▶ [Your task] Determine the number of lines in the listing that include the string "Policy"; the reply consists of that number only.
[Provided information — start]
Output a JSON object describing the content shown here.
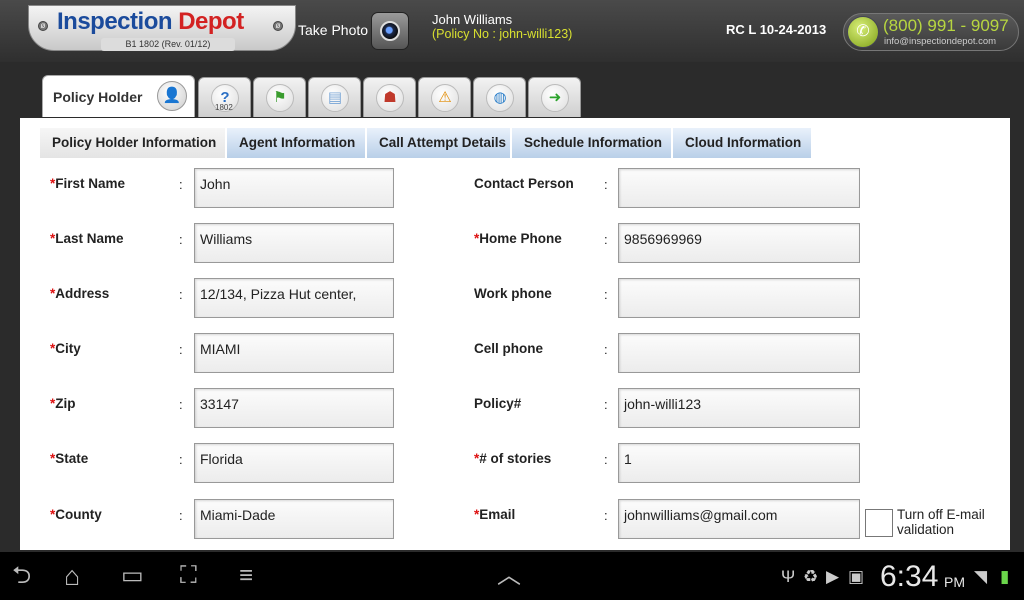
{
  "header": {
    "brand_part1": "Inspection",
    "brand_part2": "Depot",
    "brand_sub": "B1 1802 (Rev. 01/12)",
    "take_photo_label": "Take Photo",
    "user_name": "John Williams",
    "user_policy": "(Policy No : john-willi123)",
    "rc_label": "RC L 10-24-2013",
    "phone_number": "(800) 991 - 9097",
    "phone_email": "info@inspectiondepot.com",
    "brand_colors": {
      "blue": "#1b4b9c",
      "red": "#d32222",
      "accent_green": "#b7d640"
    }
  },
  "main_tabs": {
    "active_label": "Policy Holder",
    "icons": [
      {
        "name": "help-1802-icon",
        "glyph": "?"
      },
      {
        "name": "wind-icon",
        "glyph": "⚑"
      },
      {
        "name": "comments-icon",
        "glyph": "▤"
      },
      {
        "name": "people-icon",
        "glyph": "☗"
      },
      {
        "name": "warning-icon",
        "glyph": "⚠"
      },
      {
        "name": "globe-icon",
        "glyph": "◍"
      },
      {
        "name": "forward-arrow-icon",
        "glyph": "➜"
      }
    ],
    "help_sub": "1802"
  },
  "sub_tabs": [
    {
      "label": "Policy Holder Information",
      "active": true
    },
    {
      "label": "Agent Information",
      "active": false
    },
    {
      "label": "Call Attempt Details",
      "active": false
    },
    {
      "label": "Schedule Information",
      "active": false
    },
    {
      "label": "Cloud Information",
      "active": false
    }
  ],
  "form": {
    "left": [
      {
        "label": "First Name",
        "required": true,
        "value": "John"
      },
      {
        "label": "Last Name",
        "required": true,
        "value": "Williams"
      },
      {
        "label": "Address",
        "required": true,
        "value": "12/134, Pizza Hut center,"
      },
      {
        "label": "City",
        "required": true,
        "value": "MIAMI"
      },
      {
        "label": "Zip",
        "required": true,
        "value": "33147"
      },
      {
        "label": "State",
        "required": true,
        "value": "Florida"
      },
      {
        "label": "County",
        "required": true,
        "value": "Miami-Dade"
      }
    ],
    "right": [
      {
        "label": "Contact Person",
        "required": false,
        "value": ""
      },
      {
        "label": "Home Phone",
        "required": true,
        "value": "9856969969"
      },
      {
        "label": "Work phone",
        "required": false,
        "value": ""
      },
      {
        "label": "Cell phone",
        "required": false,
        "value": ""
      },
      {
        "label": "Policy#",
        "required": false,
        "value": "john-willi123"
      },
      {
        "label": "# of stories",
        "required": true,
        "value": "1"
      },
      {
        "label": "Email",
        "required": true,
        "value": "johnwilliams@gmail.com"
      }
    ],
    "email_validation_label": "Turn off E-mail validation",
    "email_validation_checked": false,
    "required_marker": "*",
    "colon": ":"
  },
  "status_bar": {
    "time": "6:34",
    "ampm": "PM",
    "nav_icons": [
      "back-icon",
      "home-icon",
      "recent-apps-icon",
      "screenshot-icon",
      "menu-icon",
      "up-chevron-icon"
    ],
    "status_icons": [
      "usb-icon",
      "recycle-icon",
      "play-store-icon",
      "media-icon",
      "wifi-icon",
      "battery-icon"
    ]
  }
}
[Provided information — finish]
▶ [Response to the task] 4